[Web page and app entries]
+--
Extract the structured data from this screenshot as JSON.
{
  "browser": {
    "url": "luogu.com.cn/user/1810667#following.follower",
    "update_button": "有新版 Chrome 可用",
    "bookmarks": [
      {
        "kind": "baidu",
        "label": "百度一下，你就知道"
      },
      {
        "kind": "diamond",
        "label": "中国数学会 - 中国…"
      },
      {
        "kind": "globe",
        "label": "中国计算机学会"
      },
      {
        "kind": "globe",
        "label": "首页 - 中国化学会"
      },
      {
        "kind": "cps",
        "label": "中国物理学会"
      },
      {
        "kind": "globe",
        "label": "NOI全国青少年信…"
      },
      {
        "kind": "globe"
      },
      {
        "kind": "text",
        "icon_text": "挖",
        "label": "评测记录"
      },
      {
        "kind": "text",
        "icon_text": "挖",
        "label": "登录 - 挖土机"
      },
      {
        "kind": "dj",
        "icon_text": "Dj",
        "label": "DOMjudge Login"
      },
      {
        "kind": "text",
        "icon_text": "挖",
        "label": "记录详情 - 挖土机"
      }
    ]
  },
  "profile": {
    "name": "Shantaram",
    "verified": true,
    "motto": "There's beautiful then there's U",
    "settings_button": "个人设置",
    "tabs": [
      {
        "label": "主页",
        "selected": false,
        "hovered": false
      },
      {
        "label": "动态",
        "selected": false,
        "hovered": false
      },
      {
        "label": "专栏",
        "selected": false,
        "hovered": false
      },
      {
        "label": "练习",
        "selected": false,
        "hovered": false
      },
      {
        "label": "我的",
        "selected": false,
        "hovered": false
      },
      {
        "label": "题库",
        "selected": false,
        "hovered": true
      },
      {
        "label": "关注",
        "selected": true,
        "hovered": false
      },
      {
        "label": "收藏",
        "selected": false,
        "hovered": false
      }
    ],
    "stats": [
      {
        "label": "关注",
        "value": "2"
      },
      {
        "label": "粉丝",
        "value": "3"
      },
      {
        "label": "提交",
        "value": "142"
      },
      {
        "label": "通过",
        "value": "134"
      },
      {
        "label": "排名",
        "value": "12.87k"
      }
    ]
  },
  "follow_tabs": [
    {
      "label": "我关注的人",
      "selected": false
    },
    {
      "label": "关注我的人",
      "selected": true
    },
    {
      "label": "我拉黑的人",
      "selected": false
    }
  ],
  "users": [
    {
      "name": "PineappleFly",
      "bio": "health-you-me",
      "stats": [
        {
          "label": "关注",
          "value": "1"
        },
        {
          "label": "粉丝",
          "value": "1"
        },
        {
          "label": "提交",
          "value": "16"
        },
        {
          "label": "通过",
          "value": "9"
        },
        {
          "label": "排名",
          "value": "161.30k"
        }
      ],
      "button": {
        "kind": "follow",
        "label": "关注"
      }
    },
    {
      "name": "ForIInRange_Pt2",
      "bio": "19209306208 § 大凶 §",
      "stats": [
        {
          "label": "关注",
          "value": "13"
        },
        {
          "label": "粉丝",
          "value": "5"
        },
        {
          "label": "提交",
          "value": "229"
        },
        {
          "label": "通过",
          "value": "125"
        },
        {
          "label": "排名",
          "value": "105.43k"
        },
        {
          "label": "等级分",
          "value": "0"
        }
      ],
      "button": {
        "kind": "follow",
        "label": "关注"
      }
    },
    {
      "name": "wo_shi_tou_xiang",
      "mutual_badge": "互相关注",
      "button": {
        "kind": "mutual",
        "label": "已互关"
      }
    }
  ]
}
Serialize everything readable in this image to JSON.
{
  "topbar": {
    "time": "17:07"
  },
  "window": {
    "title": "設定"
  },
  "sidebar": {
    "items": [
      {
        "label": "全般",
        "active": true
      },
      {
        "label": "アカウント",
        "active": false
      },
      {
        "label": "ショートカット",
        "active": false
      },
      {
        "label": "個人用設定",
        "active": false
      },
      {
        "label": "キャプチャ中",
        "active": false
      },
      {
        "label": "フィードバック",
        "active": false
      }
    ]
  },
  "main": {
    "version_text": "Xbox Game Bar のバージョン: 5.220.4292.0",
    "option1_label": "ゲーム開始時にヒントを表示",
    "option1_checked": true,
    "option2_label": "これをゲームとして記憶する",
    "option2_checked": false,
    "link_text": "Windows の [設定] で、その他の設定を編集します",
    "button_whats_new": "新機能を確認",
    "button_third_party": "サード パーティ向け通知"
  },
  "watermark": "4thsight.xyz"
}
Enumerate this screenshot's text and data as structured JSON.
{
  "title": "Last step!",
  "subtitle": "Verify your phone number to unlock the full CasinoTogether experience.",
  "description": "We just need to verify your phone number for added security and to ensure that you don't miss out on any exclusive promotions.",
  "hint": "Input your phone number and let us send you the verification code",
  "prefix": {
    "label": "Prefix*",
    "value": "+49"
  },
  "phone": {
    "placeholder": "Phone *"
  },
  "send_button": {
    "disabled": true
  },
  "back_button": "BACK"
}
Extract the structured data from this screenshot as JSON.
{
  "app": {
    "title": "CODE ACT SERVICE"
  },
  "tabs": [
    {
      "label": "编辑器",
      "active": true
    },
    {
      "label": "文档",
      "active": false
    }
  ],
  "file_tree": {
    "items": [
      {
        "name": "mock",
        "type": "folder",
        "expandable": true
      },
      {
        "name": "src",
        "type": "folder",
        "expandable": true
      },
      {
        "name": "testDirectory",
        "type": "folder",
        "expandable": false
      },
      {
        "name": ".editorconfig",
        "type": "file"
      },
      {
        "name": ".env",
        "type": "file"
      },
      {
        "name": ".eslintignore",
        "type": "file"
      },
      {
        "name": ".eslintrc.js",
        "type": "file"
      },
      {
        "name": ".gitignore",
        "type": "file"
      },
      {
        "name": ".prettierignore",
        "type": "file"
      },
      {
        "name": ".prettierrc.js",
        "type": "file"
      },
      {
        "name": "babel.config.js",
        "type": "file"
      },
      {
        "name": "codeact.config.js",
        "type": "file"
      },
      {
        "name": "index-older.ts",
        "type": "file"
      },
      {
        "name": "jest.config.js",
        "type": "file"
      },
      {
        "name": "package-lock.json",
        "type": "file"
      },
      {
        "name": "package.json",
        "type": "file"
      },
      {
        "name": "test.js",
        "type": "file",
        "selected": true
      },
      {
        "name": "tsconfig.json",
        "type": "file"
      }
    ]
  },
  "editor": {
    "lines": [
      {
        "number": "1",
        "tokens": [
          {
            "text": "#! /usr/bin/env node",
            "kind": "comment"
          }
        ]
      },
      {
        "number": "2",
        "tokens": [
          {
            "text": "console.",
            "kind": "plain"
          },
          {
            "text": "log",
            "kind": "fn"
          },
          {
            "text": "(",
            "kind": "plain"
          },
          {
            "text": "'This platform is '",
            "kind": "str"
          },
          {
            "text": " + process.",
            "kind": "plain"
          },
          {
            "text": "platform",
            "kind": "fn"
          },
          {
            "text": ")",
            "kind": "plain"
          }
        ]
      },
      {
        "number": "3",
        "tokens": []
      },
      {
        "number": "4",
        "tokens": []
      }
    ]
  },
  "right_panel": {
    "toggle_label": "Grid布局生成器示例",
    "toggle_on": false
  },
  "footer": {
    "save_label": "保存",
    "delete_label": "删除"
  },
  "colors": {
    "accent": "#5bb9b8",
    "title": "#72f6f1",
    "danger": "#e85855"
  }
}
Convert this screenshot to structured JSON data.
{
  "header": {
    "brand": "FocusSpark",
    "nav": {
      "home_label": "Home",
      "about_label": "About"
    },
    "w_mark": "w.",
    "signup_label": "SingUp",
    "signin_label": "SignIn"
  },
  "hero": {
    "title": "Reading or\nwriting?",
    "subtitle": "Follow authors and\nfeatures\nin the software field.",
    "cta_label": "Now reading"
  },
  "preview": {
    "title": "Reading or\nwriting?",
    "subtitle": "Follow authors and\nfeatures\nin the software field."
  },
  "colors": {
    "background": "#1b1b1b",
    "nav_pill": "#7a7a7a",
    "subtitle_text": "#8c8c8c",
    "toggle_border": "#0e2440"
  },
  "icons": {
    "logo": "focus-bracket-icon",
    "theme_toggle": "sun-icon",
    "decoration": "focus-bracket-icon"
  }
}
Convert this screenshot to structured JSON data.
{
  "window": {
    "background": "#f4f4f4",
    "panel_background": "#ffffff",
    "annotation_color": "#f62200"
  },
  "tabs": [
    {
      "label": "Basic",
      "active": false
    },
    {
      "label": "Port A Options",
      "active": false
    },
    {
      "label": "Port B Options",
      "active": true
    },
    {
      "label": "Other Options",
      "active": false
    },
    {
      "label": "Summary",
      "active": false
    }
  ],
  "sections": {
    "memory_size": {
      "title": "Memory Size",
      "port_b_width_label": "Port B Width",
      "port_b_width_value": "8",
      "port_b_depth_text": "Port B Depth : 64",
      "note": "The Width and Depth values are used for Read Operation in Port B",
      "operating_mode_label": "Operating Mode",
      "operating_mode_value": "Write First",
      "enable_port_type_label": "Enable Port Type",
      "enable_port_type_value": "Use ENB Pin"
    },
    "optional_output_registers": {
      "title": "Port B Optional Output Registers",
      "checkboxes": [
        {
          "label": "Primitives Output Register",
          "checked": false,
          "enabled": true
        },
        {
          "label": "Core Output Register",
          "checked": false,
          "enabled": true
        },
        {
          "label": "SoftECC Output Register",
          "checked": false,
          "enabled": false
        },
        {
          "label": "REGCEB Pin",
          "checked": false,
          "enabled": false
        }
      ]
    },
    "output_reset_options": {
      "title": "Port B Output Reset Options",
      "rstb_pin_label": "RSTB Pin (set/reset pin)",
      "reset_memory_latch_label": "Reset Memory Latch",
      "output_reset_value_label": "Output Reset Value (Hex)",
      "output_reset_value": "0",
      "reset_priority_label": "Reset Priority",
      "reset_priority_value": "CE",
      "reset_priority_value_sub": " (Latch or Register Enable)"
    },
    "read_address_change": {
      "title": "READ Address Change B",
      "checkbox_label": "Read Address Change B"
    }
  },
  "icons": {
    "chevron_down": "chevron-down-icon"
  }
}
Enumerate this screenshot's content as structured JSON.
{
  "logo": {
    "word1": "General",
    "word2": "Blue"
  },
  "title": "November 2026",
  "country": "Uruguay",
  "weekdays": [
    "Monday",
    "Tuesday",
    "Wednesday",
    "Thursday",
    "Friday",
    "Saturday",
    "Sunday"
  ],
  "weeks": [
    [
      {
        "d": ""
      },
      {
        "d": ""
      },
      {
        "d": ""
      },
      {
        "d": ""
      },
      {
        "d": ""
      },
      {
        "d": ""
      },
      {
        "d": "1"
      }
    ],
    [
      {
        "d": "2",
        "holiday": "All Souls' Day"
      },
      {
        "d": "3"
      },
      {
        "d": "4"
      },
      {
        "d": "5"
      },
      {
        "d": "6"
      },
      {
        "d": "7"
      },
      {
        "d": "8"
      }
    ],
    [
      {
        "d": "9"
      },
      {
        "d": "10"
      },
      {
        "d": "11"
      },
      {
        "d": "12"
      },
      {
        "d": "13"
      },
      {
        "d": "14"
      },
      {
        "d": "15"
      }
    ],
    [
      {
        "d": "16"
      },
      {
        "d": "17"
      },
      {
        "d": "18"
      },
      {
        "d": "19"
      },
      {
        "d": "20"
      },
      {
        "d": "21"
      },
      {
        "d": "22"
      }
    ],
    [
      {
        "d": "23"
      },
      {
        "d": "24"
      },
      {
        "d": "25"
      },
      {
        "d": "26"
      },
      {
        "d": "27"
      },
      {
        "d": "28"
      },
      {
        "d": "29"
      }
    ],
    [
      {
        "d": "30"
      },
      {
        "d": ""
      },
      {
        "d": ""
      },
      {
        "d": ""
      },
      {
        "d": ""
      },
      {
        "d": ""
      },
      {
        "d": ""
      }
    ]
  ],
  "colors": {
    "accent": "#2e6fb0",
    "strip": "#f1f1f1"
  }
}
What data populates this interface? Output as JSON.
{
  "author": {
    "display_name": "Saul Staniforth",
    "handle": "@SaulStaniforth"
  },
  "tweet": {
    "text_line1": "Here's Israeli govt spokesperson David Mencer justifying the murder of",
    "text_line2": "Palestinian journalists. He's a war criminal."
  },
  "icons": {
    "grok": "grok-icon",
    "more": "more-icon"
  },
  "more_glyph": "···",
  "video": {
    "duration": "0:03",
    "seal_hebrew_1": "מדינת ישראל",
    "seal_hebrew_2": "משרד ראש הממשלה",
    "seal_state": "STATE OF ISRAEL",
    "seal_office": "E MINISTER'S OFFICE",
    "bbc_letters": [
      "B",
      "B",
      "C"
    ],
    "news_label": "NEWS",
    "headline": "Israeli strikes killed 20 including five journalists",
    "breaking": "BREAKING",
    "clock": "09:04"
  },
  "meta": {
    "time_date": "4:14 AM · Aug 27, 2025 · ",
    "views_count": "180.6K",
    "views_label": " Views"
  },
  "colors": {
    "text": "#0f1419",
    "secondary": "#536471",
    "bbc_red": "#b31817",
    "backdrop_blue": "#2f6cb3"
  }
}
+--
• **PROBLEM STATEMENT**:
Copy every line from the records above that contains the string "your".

• **OUTPUT BELOW**:
  "subtitle": "Verify your phone number to unlock the full CasinoTogether experience.",
  "description": "We just need to verify your phone number for added security and to ensure that you don't miss out on any exclusive promotions.",
  "hint": "Input your phone number and let us send you the verification code",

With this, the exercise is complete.